*** Data for this exercise ***
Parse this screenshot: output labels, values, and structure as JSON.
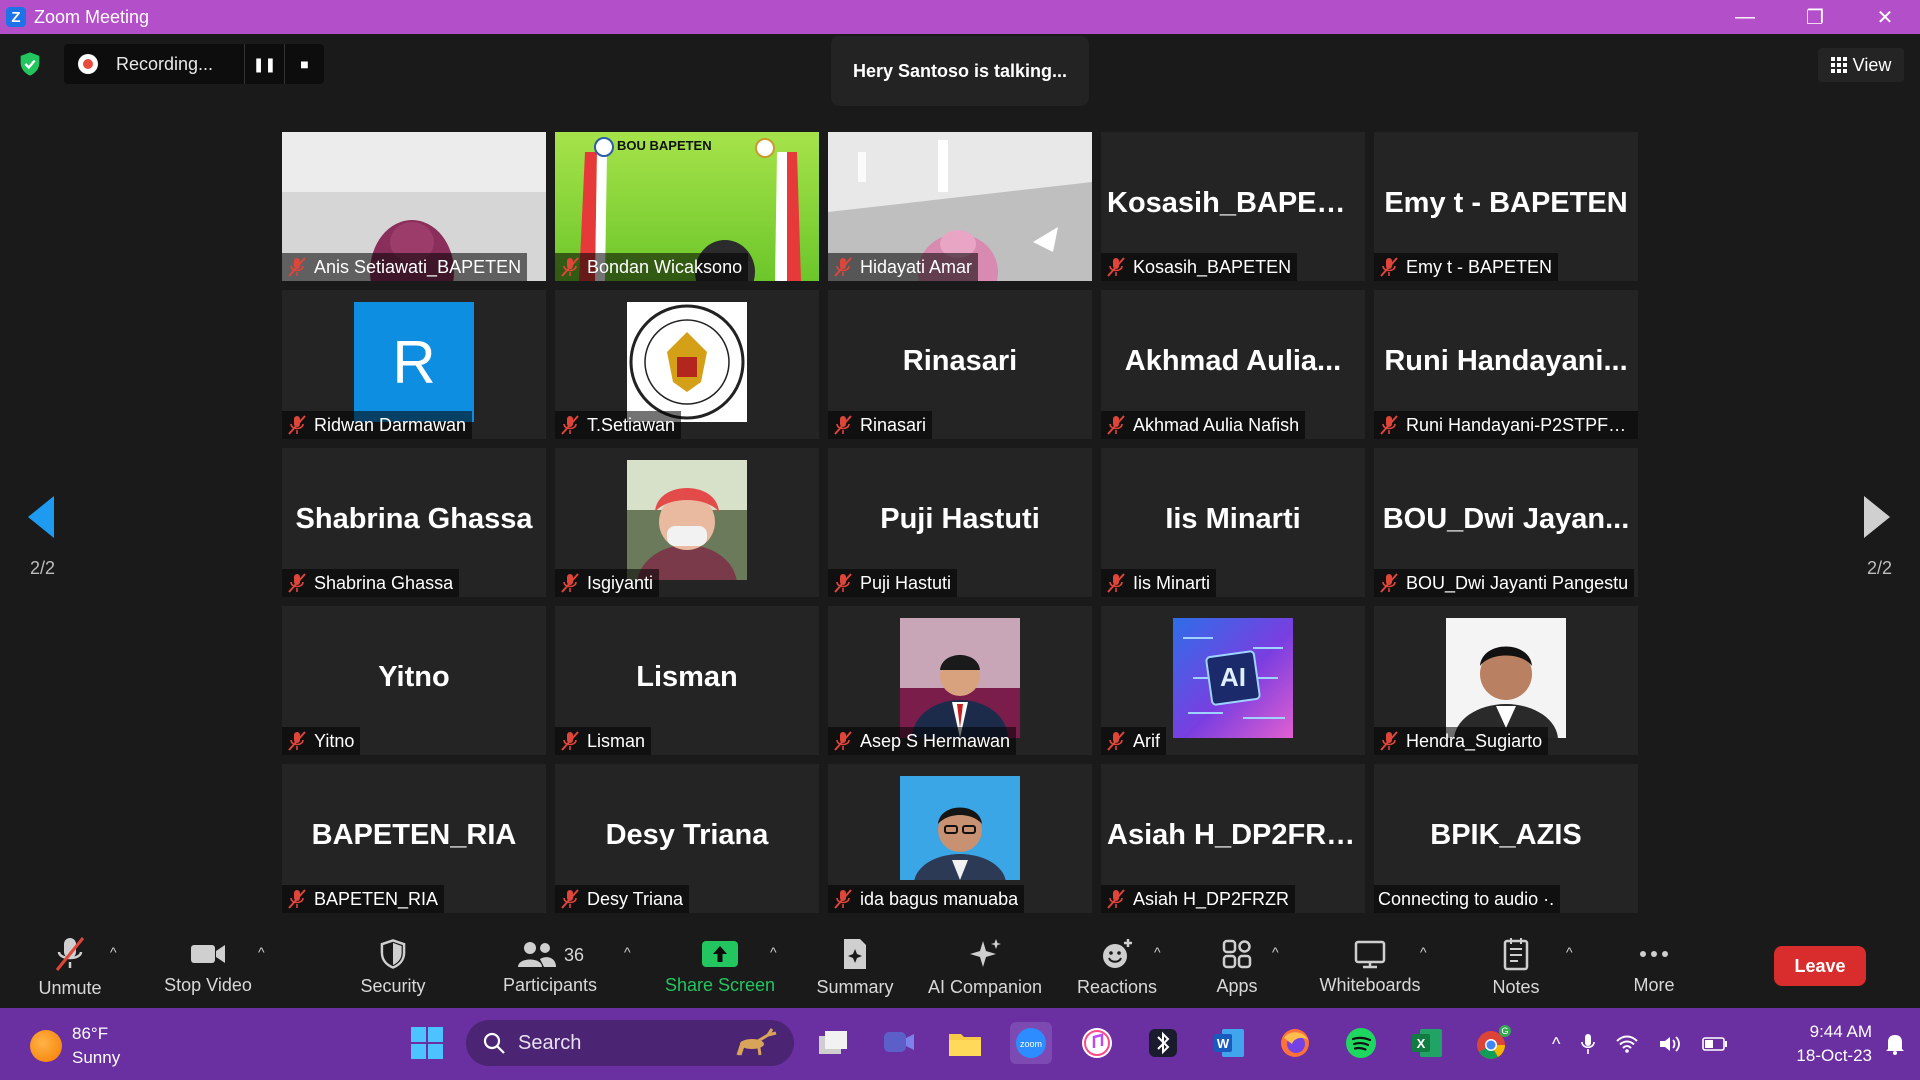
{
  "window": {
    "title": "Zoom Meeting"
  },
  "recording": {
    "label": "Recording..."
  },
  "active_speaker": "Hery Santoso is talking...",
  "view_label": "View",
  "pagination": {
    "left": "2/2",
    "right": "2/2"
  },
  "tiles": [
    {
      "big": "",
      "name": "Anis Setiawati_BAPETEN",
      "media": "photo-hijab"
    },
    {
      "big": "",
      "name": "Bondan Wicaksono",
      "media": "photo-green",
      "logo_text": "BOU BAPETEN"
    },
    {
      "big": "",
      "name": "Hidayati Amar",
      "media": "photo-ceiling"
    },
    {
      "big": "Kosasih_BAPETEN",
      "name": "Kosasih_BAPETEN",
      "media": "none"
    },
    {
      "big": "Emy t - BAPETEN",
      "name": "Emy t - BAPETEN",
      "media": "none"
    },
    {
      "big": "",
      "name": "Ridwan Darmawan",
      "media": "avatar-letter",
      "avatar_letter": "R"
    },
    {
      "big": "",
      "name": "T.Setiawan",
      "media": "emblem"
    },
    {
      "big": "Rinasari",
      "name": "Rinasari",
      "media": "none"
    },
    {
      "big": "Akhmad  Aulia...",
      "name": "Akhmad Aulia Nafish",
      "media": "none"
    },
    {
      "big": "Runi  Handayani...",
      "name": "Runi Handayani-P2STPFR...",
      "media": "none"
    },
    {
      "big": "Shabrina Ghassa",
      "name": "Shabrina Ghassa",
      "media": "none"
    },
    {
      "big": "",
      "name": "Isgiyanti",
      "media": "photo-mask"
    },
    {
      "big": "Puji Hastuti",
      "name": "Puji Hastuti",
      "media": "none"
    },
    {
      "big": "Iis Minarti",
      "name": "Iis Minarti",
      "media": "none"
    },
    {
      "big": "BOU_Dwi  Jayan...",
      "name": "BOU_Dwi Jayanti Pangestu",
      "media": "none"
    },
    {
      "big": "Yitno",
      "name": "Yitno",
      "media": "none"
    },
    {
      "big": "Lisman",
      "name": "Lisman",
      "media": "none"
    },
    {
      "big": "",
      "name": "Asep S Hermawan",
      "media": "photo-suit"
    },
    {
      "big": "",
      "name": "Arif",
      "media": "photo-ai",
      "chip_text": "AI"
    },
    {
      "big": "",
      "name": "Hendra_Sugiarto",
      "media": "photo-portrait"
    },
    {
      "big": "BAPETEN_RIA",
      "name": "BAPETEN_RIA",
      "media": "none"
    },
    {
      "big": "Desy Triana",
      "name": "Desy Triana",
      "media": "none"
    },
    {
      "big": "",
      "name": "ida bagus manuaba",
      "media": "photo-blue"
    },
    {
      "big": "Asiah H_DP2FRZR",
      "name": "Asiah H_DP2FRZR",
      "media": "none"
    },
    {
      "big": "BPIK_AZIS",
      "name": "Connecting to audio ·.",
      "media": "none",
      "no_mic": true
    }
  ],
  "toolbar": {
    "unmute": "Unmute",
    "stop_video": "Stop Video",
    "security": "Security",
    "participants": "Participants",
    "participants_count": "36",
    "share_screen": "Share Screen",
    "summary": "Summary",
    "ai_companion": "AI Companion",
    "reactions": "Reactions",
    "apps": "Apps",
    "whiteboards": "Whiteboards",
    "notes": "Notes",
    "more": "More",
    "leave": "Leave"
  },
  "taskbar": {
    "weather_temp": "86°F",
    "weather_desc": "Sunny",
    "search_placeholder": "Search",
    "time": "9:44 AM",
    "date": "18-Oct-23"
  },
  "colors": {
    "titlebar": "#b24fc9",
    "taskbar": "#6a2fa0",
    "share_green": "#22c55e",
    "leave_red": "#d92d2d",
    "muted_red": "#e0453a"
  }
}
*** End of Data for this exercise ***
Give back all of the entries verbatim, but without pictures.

Parse this screenshot: output labels, values, and structure as JSON.
{
  "window": {
    "title": "Zoom Meeting"
  },
  "recording": {
    "label": "Recording..."
  },
  "active_speaker": "Hery Santoso is talking...",
  "view_label": "View",
  "pagination": {
    "left": "2/2",
    "right": "2/2"
  },
  "tiles": [
    {
      "big": "",
      "name": "Anis Setiawati_BAPETEN",
      "media": "photo-hijab"
    },
    {
      "big": "",
      "name": "Bondan Wicaksono",
      "media": "photo-green",
      "logo_text": "BOU BAPETEN"
    },
    {
      "big": "",
      "name": "Hidayati Amar",
      "media": "photo-ceiling"
    },
    {
      "big": "Kosasih_BAPETEN",
      "name": "Kosasih_BAPETEN",
      "media": "none"
    },
    {
      "big": "Emy t - BAPETEN",
      "name": "Emy t - BAPETEN",
      "media": "none"
    },
    {
      "big": "",
      "name": "Ridwan Darmawan",
      "media": "avatar-letter",
      "avatar_letter": "R"
    },
    {
      "big": "",
      "name": "T.Setiawan",
      "media": "emblem"
    },
    {
      "big": "Rinasari",
      "name": "Rinasari",
      "media": "none"
    },
    {
      "big": "Akhmad  Aulia...",
      "name": "Akhmad Aulia Nafish",
      "media": "none"
    },
    {
      "big": "Runi  Handayani...",
      "name": "Runi Handayani-P2STPFR...",
      "media": "none"
    },
    {
      "big": "Shabrina Ghassa",
      "name": "Shabrina Ghassa",
      "media": "none"
    },
    {
      "big": "",
      "name": "Isgiyanti",
      "media": "photo-mask"
    },
    {
      "big": "Puji Hastuti",
      "name": "Puji Hastuti",
      "media": "none"
    },
    {
      "big": "Iis Minarti",
      "name": "Iis Minarti",
      "media": "none"
    },
    {
      "big": "BOU_Dwi  Jayan...",
      "name": "BOU_Dwi Jayanti Pangestu",
      "media": "none"
    },
    {
      "big": "Yitno",
      "name": "Yitno",
      "media": "none"
    },
    {
      "big": "Lisman",
      "name": "Lisman",
      "media": "none"
    },
    {
      "big": "",
      "name": "Asep S Hermawan",
      "media": "photo-suit"
    },
    {
      "big": "",
      "name": "Arif",
      "media": "photo-ai",
      "chip_text": "AI"
    },
    {
      "big": "",
      "name": "Hendra_Sugiarto",
      "media": "photo-portrait"
    },
    {
      "big": "BAPETEN_RIA",
      "name": "BAPETEN_RIA",
      "media": "none"
    },
    {
      "big": "Desy Triana",
      "name": "Desy Triana",
      "media": "none"
    },
    {
      "big": "",
      "name": "ida bagus manuaba",
      "media": "photo-blue"
    },
    {
      "big": "Asiah H_DP2FRZR",
      "name": "Asiah H_DP2FRZR",
      "media": "none"
    },
    {
      "big": "BPIK_AZIS",
      "name": "Connecting to audio ·.",
      "media": "none",
      "no_mic": true
    }
  ],
  "toolbar": {
    "unmute": "Unmute",
    "stop_video": "Stop Video",
    "security": "Security",
    "participants": "Participants",
    "participants_count": "36",
    "share_screen": "Share Screen",
    "summary": "Summary",
    "ai_companion": "AI Companion",
    "reactions": "Reactions",
    "apps": "Apps",
    "whiteboards": "Whiteboards",
    "notes": "Notes",
    "more": "More",
    "leave": "Leave"
  },
  "taskbar": {
    "weather_temp": "86°F",
    "weather_desc": "Sunny",
    "search_placeholder": "Search",
    "time": "9:44 AM",
    "date": "18-Oct-23"
  },
  "colors": {
    "titlebar": "#b24fc9",
    "taskbar": "#6a2fa0",
    "share_green": "#22c55e",
    "leave_red": "#d92d2d",
    "muted_red": "#e0453a"
  }
}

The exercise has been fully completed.